Here’s where they differ: The M1 Pro has a 16-core GPU, which Apple says promises up to two times faster graphics performance than M1, with up to 200 GB/s of memory bandwidth, nearly three times M1, and 32GB of RAM. The M1 Pro, which is based on 5-nanometre architecture, has 33.7 billion transistors, more than twice that of M1. According to Apple, the M1 Pro’s graphics performance is up to 7 times faster than the integrated graphics on MSI’s GP66 Leopard.
The M1 Max is even more pro than M1 Pro, with up to 400 GB/s of memory bandwidth, twice that of M1 Pro and six times that of M1. The M1 Max can be configured with up to 64GB of RAM and has 57 billion transistors.

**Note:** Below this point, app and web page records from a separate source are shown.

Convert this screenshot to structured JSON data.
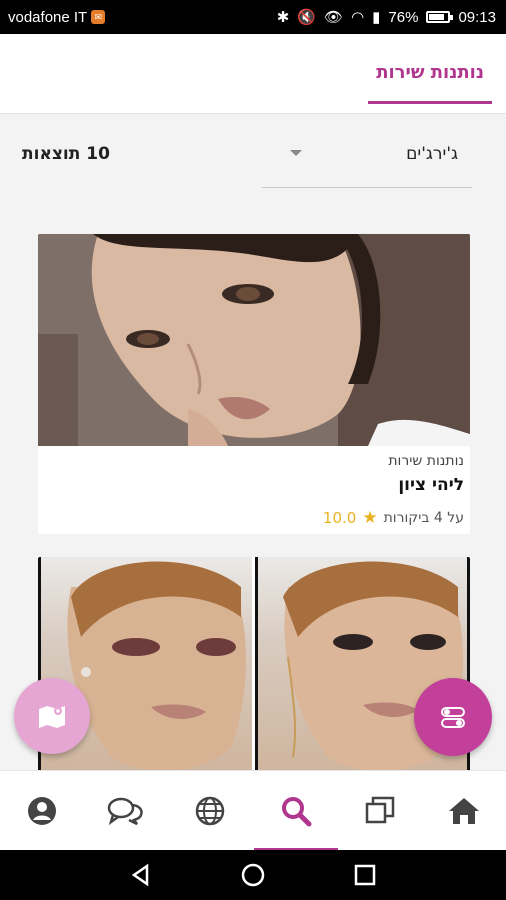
{
  "status_bar": {
    "carrier": "vodafone IT",
    "battery": "76%",
    "time": "09:13",
    "battery_level": 0.76
  },
  "header": {
    "active_tab": "נותנות שירות"
  },
  "filters": {
    "results_count": "10 תוצאות",
    "dropdown_value": "ג'ירג'ים"
  },
  "cards": [
    {
      "type": "נותנות שירות",
      "name": "ליהי ציון",
      "score": "10.0",
      "reviews": "על 4 ביקורות"
    }
  ],
  "bottom_nav": [
    "profile-icon",
    "chat-icon",
    "globe-icon",
    "search-icon",
    "copy-icon",
    "home-icon"
  ],
  "colors": {
    "accent": "#b0368e",
    "star": "#e9b220",
    "fab_map": "#e6a6d3",
    "fab_filter": "#c2409a"
  }
}
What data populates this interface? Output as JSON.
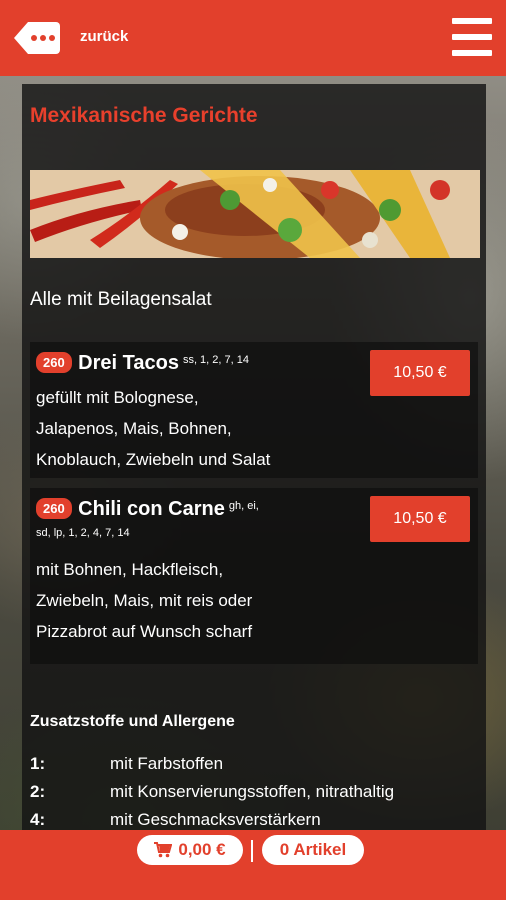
{
  "header": {
    "back_label": "zurück",
    "back_icon": "dots-back-icon",
    "menu_icon": "hamburger-icon",
    "accent_color": "#e2402c"
  },
  "category": {
    "title": "Mexikanische Gerichte",
    "note": "Alle mit Beilagensalat"
  },
  "dishes": [
    {
      "number": "260",
      "name": "Drei Tacos",
      "allergens": "ss, 1, 2, 7, 14",
      "description_lines": [
        "gefüllt mit Bolognese,",
        "Jalapenos, Mais, Bohnen,",
        "Knoblauch, Zwiebeln und Salat"
      ],
      "price": "10,50 €"
    },
    {
      "number": "260",
      "name": "Chili con Carne",
      "allergens_1": "gh, ei,",
      "allergens_2": "sd, lp, 1, 2, 4, 7, 14",
      "description_lines": [
        "mit Bohnen, Hackfleisch,",
        "Zwiebeln, Mais, mit reis oder",
        "Pizzabrot auf Wunsch scharf"
      ],
      "price": "10,50 €"
    }
  ],
  "additives": {
    "title": "Zusatzstoffe und Allergene",
    "items": [
      {
        "num": "1:",
        "text": "mit Farbstoffen"
      },
      {
        "num": "2:",
        "text": "mit Konservierungsstoffen, nitrathaltig"
      },
      {
        "num": "4:",
        "text": "mit Geschmacksverstärkern"
      }
    ]
  },
  "cart": {
    "total": "0,00 €",
    "count": "0 Artikel",
    "cart_icon": "shopping-cart-icon"
  }
}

The 10-core CPU is the same as M1 Pro, but the 32-core GPU delivers four times faster GPU performance than M1. Apple said the M1 Max delivers the same graphics performance as the Razer Blade 15 Advance but with 40 per cent less power.
Apple pointed out how this performance will play out in real-world use cases. In Final Cut Pro, video analysis for object-tracking is up to five times faster than with M1, and ProRes video transcode is 10 times faster.
MacBook Pro Pricing and Availability Release Date
You can order the new 14- and 16-inch MacBook Pro models today via the Apple Store, and they will be available beginning Tuesday, 26 October.
- The 14-inch MacBook Pro model starts at RRP $2,999 (RRP $2,769 for education)
- The 16-inch MacBook Pro model starts at RRP $3,749 (RRP $3,449 for education)
- macOS Monterey will be available as a free software update on October 25
You can read more on macOS Monterey over here.